- Assigning a public health nurse to a facility with a confirmed case of COVID-19.
- The nurse reviews the status of a facility’s compliance with all of the recommendations listed above, and any barriers to implementing the recommendations.
- The nurse provides more education on PPE use and other infection control measures including isolation and quarantine, and cleaning and disinfection
- Sending trained county staff and MRC volunteers to make in person observations of infection control practices in facilities with outbreaks and re-educate facility administrators and staff as needed
- Providing PPE to facilities without these resources as Public Health inventory allows.
- Working with facilities to create an electronic resident and staff census.
- This will help Public Health better detect patterns of illness onset in each facility to identify potential breaks in infection control to work with a facility to correct them.
- Encouraging facilities to provide LTCF staff with sufficient hours and benefits to ensure that staff do not work across multiple facilities as recommended by the state.

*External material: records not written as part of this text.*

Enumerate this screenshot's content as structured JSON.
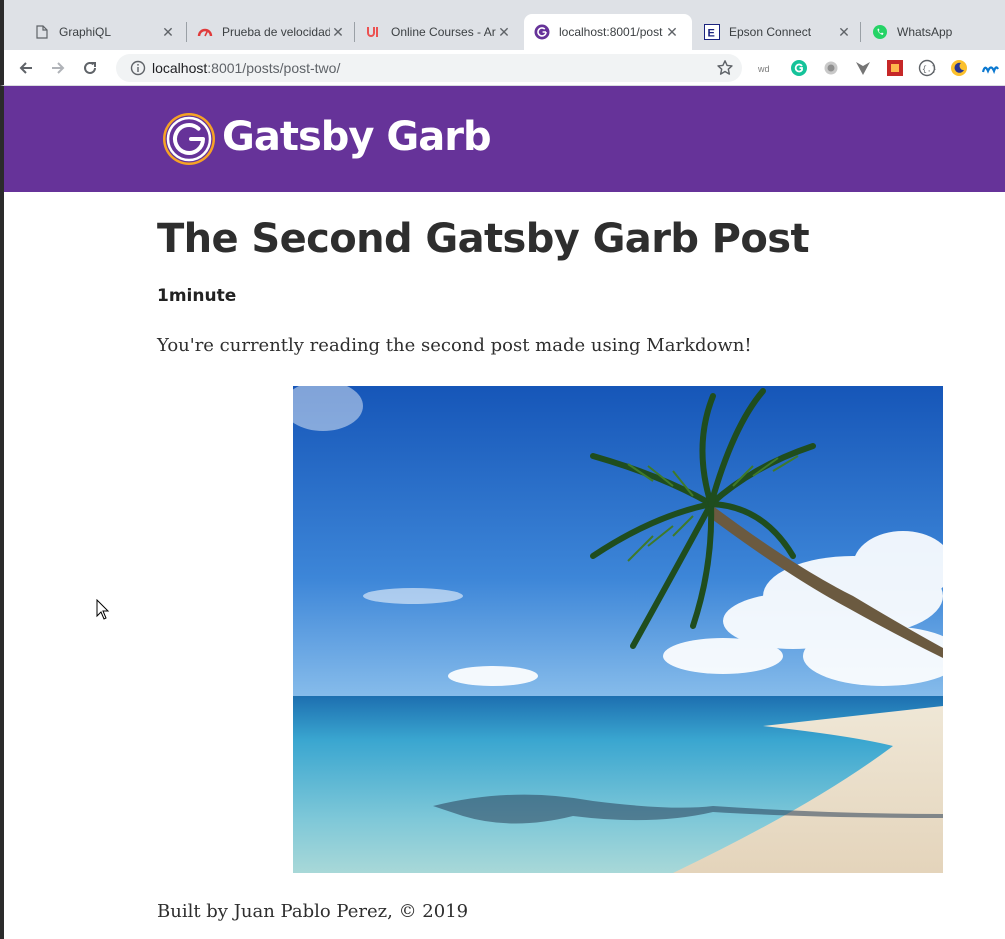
{
  "browser": {
    "tabs": [
      {
        "title": "GraphiQL",
        "icon": "document-icon",
        "active": false
      },
      {
        "title": "Prueba de velocidad",
        "icon": "speedometer-icon",
        "active": false
      },
      {
        "title": "Online Courses - Ar",
        "icon": "udemy-icon",
        "active": false
      },
      {
        "title": "localhost:8001/post",
        "icon": "gatsby-icon",
        "active": true
      },
      {
        "title": "Epson Connect",
        "icon": "epson-icon",
        "active": false
      },
      {
        "title": "WhatsApp",
        "icon": "whatsapp-icon",
        "active": false
      }
    ],
    "address": {
      "host": "localhost",
      "rest": ":8001/posts/post-two/"
    },
    "extensions": [
      "reader-icon",
      "grammarly-icon",
      "circle-extension-icon",
      "vpn-icon",
      "puzzle-extension-icon",
      "code-brackets-icon",
      "moon-icon",
      "movistar-icon"
    ]
  },
  "site": {
    "title": "Gatsby Garb",
    "brand_color": "#663399",
    "logo_accent": "#f6a325"
  },
  "post": {
    "title": "The Second Gatsby Garb Post",
    "read_time": "1minute",
    "body": "You're currently reading the second post made using Markdown!",
    "image_subject": "tropical-beach-with-palm-tree"
  },
  "footer": {
    "text": "Built by Juan Pablo Perez, © 2019"
  }
}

- Recommending facilities participate in state sponsored point prevalence surveys (PPS) and to arrange for additional surveys for remaining residents and staff on an ongoing basis to detect asymptomatic spread of COVID-19.

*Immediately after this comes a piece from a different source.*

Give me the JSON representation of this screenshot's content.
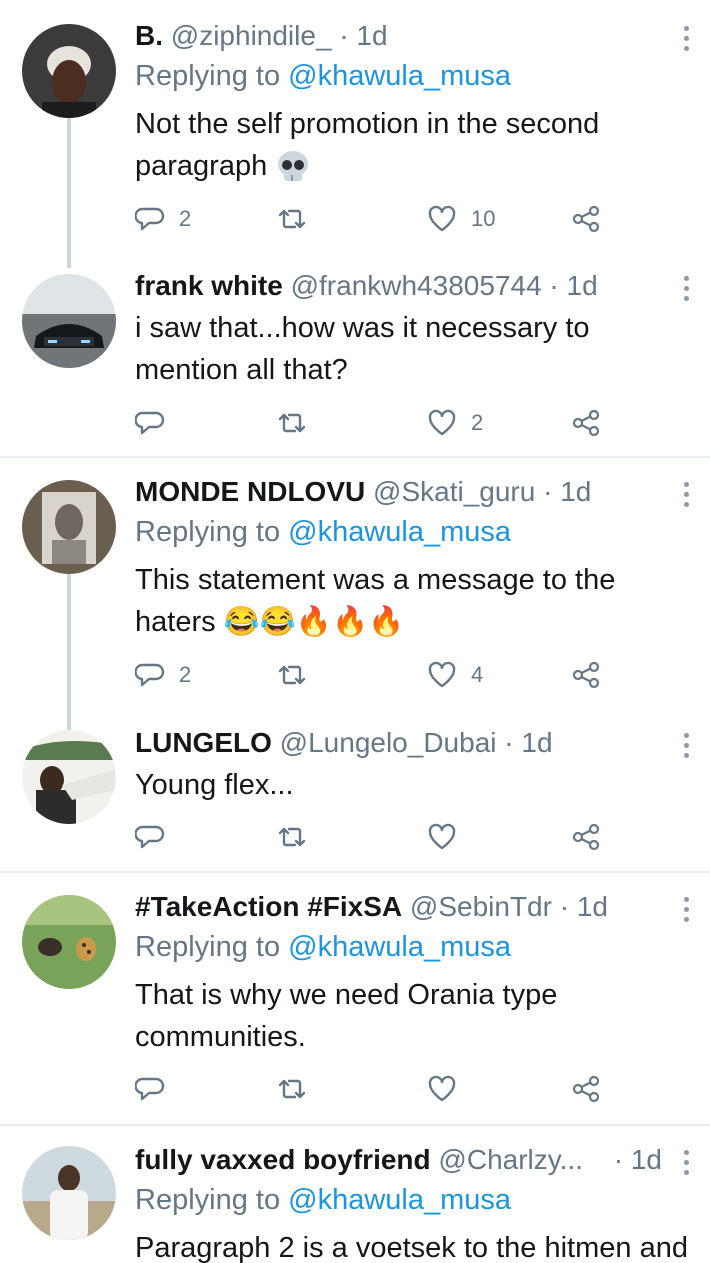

- This is in addition to recommending continued testing for COVID-19 in residents with COVID related symptoms.
- The goal of PPS is to adjust infection control practices when breaks in infection control are detected based on PPS results.
- Identifying MRC volunteers who can do short-term assignments in facilities experiencing staff shortages because of LTCF staff being placed in quarantine or isolation after PPS surveys are conducted or from LTCF staff fears of COVID exposure.
The role of the local health departments including Arlington Public Health — as a part of the Virginia Department of Health – is to provide infection control and prevention guidance to LTCFs.
- If you are concerned that a friend or a family member who is a resident of a long-term care facility might have been exposed to COVID-19 or about their care, please contact the facility’s administrator or Arlington Public Health at 703-228-5200 option 1.
- The state agency which regulates skilled nursing facilities is the Virginia Department of Health’s Office of Licensure and Certification which may be reached at 1-800-955-1819.
- The state agency which regulates assisted living facilities is the Virginia Department of Social Services Division of Licensing Programs which may be reached at 1-800-543-7545.